TASK OBJECTIVE: Every line of the data below that holds the string "What" needs to be reported.

MATERIAL FOR THIS TASK:
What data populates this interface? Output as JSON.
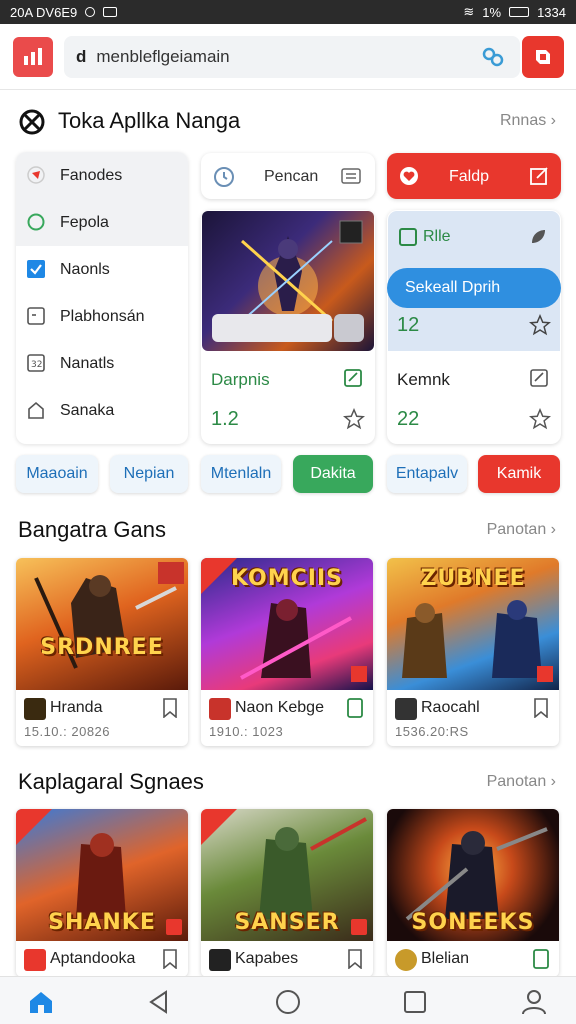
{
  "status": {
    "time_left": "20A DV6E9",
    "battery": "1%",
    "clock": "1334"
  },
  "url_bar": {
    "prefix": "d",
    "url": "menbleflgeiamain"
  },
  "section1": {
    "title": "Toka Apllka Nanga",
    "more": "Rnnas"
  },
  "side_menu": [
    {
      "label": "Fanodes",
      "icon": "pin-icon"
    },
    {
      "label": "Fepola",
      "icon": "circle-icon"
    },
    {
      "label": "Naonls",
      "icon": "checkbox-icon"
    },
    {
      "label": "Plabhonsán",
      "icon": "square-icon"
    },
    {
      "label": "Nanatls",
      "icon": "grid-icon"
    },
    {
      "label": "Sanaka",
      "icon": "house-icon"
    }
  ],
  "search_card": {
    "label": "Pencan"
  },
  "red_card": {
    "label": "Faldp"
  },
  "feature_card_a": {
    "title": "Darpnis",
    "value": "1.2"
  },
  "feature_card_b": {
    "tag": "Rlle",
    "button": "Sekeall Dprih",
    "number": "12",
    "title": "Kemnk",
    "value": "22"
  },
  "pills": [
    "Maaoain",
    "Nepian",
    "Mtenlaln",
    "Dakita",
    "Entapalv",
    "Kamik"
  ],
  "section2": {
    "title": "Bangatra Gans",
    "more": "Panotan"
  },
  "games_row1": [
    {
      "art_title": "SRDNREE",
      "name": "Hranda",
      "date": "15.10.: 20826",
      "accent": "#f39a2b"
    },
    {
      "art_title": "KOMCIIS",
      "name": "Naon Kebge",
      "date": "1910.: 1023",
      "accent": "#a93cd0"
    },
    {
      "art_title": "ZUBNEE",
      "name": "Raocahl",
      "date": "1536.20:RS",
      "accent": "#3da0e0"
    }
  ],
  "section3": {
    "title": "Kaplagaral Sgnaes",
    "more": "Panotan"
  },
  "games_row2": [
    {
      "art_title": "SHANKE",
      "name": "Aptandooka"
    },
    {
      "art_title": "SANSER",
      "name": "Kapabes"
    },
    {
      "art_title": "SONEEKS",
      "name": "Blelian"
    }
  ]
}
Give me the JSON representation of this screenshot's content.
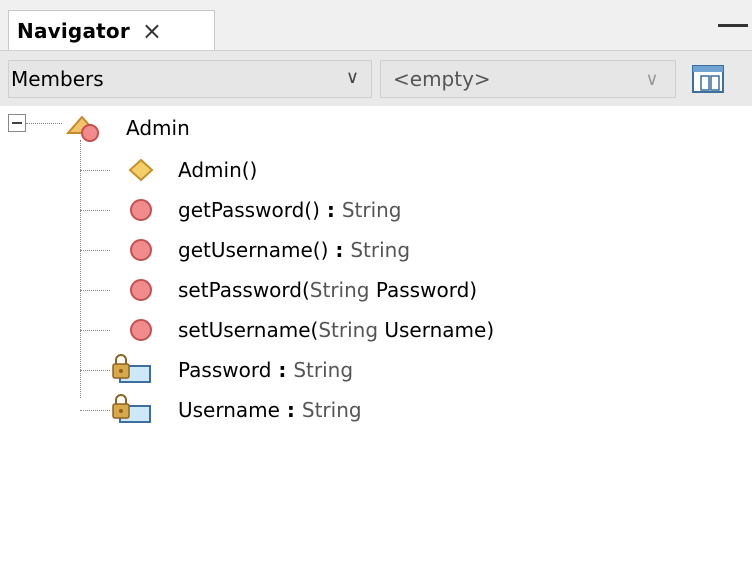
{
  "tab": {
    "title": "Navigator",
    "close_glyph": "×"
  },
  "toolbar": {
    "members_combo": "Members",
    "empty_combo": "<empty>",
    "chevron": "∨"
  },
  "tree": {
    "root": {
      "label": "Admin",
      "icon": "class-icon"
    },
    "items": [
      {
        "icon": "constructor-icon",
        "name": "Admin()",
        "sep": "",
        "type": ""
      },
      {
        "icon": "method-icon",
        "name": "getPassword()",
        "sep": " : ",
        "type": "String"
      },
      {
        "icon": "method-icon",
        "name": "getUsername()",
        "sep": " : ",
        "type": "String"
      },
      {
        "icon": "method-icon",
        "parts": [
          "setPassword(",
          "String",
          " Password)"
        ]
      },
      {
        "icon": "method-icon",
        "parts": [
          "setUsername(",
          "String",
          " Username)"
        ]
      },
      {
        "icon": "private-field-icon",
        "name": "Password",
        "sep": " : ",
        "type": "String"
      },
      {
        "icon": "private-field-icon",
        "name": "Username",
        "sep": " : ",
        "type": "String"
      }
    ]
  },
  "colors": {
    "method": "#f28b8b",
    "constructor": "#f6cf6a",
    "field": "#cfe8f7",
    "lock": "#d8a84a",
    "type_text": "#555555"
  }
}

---

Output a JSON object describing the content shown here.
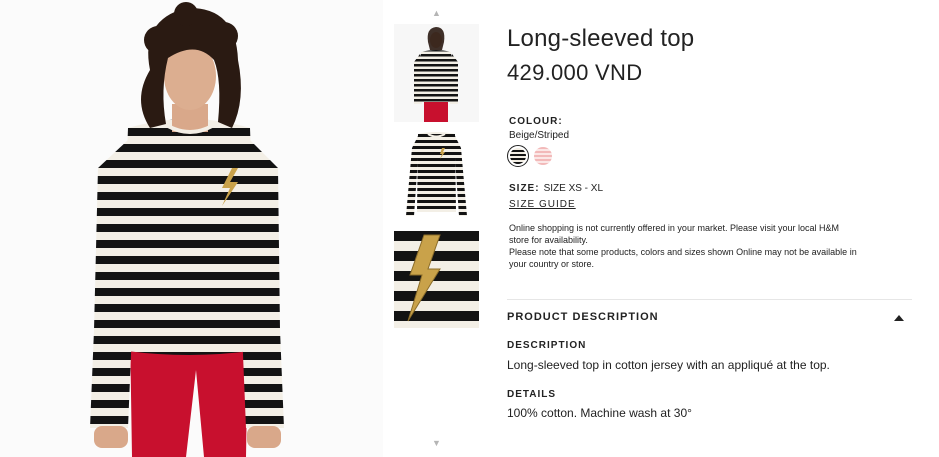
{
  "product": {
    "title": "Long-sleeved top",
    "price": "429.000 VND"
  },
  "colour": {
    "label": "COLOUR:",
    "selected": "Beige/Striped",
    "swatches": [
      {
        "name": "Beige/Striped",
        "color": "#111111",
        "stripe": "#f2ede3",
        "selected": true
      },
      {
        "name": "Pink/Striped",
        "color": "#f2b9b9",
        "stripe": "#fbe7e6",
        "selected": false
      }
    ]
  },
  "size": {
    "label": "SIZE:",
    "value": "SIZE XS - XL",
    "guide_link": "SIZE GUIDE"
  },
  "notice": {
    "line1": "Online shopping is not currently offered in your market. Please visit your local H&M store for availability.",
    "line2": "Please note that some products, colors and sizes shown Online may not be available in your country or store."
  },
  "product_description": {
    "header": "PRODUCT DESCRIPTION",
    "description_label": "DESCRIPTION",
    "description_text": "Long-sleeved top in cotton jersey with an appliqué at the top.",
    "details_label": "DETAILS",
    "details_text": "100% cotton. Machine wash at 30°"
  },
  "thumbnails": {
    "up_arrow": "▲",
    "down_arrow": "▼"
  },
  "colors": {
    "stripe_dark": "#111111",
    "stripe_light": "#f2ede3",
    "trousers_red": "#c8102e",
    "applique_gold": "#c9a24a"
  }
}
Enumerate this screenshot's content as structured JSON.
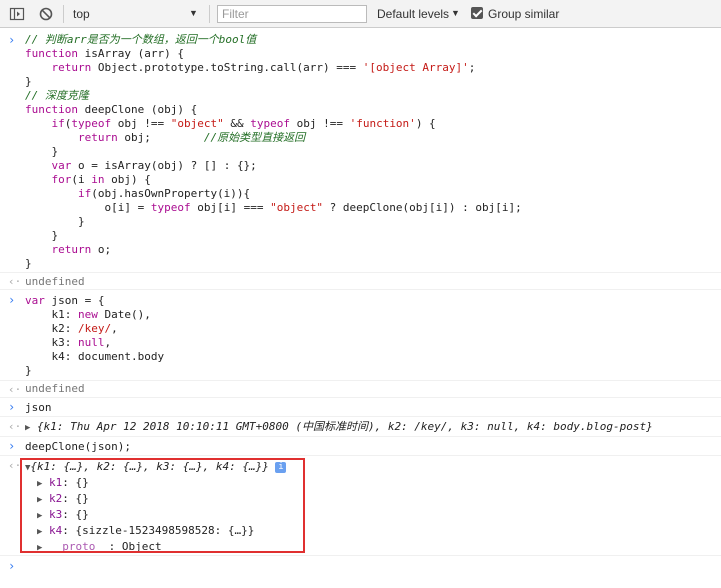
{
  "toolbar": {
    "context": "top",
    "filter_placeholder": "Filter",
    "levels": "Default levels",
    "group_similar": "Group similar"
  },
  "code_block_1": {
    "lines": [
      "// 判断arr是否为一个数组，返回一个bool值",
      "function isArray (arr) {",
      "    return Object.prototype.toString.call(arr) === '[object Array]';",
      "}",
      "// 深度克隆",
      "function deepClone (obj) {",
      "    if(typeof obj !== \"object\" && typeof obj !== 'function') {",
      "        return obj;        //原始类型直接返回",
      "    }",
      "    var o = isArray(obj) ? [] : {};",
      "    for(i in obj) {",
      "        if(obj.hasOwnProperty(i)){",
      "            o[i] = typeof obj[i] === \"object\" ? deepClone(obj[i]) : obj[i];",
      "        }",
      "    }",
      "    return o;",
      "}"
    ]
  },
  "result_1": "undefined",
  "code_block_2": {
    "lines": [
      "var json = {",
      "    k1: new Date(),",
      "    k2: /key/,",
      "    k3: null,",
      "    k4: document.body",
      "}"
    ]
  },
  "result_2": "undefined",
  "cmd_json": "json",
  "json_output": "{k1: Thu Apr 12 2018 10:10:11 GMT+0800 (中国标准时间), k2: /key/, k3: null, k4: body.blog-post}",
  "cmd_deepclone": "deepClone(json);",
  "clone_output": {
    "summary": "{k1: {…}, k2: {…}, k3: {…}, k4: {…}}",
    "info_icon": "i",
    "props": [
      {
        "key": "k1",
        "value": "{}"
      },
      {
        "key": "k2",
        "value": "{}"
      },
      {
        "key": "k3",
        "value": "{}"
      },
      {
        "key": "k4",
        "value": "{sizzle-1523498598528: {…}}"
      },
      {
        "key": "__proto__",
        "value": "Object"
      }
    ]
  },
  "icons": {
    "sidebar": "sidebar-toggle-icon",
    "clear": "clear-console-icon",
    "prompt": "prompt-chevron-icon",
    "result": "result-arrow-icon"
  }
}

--

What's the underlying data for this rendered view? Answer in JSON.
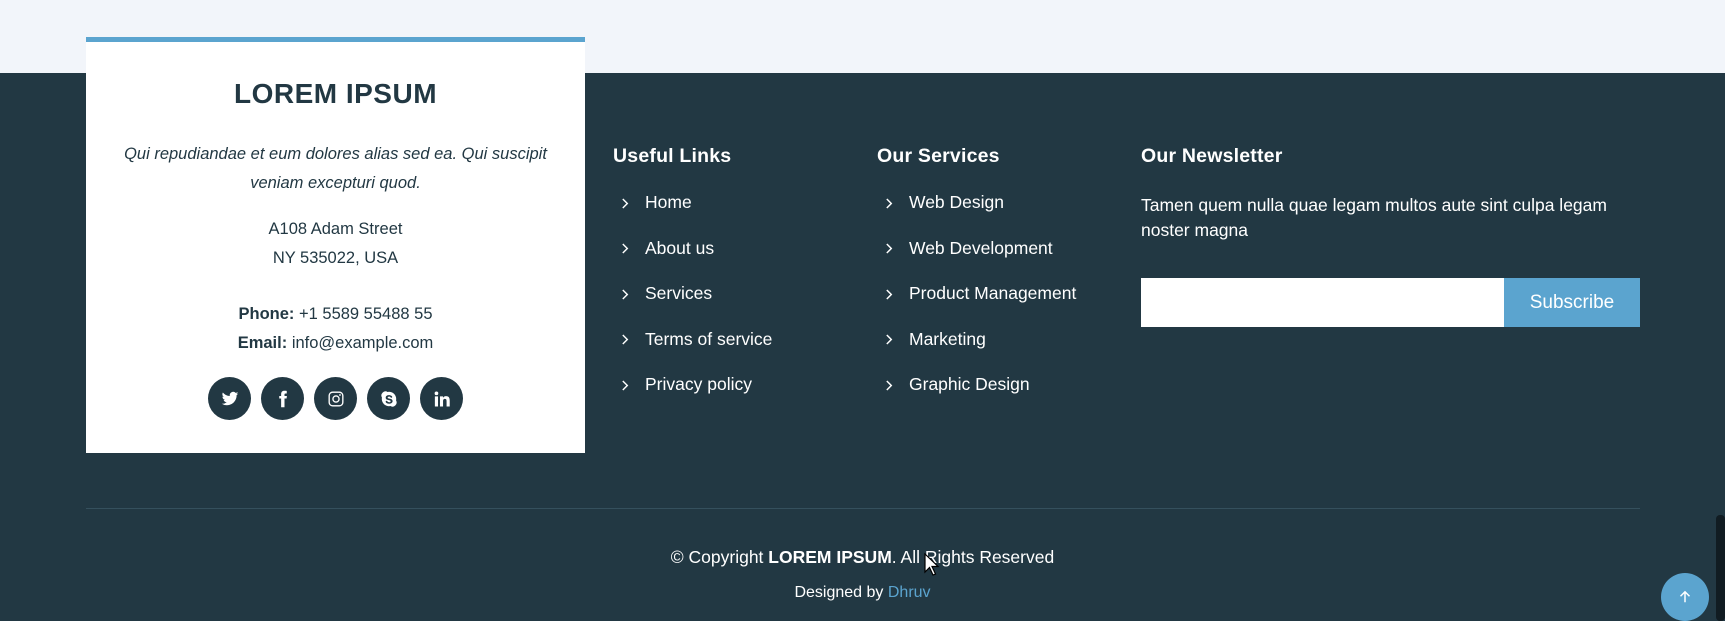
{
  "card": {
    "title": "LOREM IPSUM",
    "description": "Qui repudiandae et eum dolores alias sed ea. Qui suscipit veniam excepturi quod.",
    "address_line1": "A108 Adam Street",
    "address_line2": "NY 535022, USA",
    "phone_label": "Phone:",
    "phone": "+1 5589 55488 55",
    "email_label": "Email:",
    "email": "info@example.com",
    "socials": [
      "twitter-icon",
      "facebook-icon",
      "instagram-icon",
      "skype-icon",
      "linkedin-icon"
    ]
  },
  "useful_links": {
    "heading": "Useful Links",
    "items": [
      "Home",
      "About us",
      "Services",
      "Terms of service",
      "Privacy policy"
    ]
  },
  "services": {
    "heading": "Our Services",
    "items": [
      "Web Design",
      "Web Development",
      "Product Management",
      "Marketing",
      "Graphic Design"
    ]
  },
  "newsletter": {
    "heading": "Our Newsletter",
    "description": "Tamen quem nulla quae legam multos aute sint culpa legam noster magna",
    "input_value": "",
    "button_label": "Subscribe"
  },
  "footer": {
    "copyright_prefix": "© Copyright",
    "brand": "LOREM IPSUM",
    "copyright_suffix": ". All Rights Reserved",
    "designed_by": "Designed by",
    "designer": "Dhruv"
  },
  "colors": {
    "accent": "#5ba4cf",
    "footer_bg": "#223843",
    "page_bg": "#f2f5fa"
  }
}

SOLUTION TO THE PROBLEM:
What data populates this interface? Output as JSON.
What's the underlying data for this rendered view? Answer in JSON.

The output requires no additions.